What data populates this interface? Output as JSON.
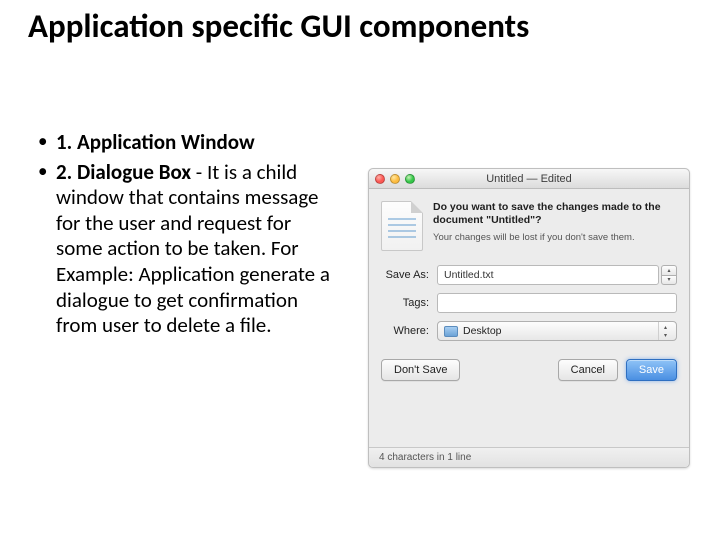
{
  "slide": {
    "title": "Application specific GUI components",
    "bullets": {
      "b1": {
        "label": "1. Application Window"
      },
      "b2": {
        "label": "2. Dialogue Box",
        "body": "- It is a child window that contains message for the user and request for some action to be taken. For Example: Application generate a dialogue to get confirmation from user to delete a file."
      }
    }
  },
  "dialog": {
    "titlebar": "Untitled — Edited",
    "confirm": {
      "heading": "Do you want to save the changes made to the document \"Untitled\"?",
      "sub": "Your changes will be lost if you don't save them."
    },
    "form": {
      "saveas_label": "Save As:",
      "saveas_value": "Untitled.txt",
      "tags_label": "Tags:",
      "tags_value": "",
      "where_label": "Where:",
      "where_value": "Desktop"
    },
    "buttons": {
      "dontsave": "Don't Save",
      "cancel": "Cancel",
      "save": "Save"
    },
    "status": "4 characters in 1 line"
  }
}
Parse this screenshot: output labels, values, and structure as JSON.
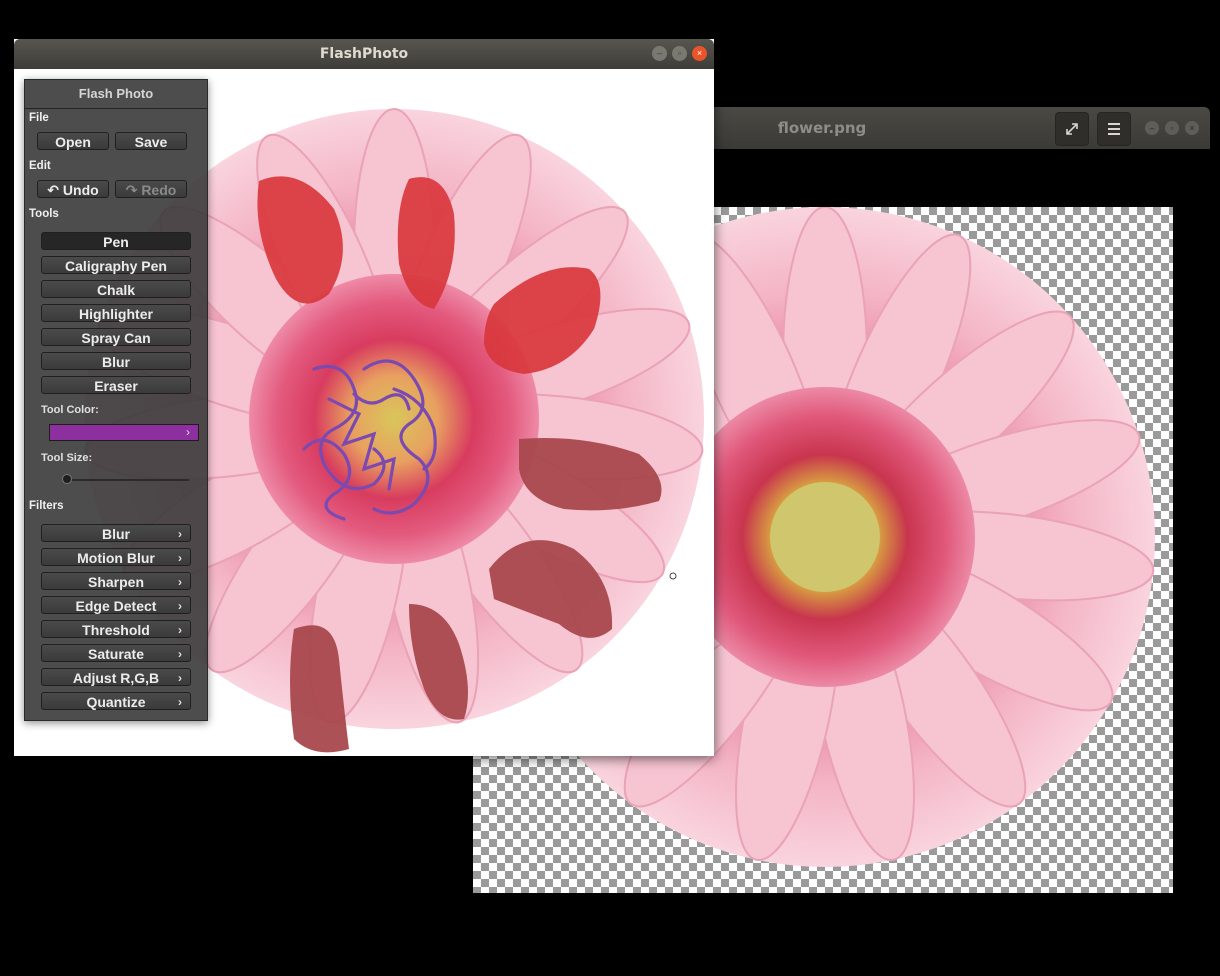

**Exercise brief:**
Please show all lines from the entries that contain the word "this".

**Expected output:**
What data populates this interface? Output as JSON.
Parse this screenshot: output labels, values, and structure as JSON.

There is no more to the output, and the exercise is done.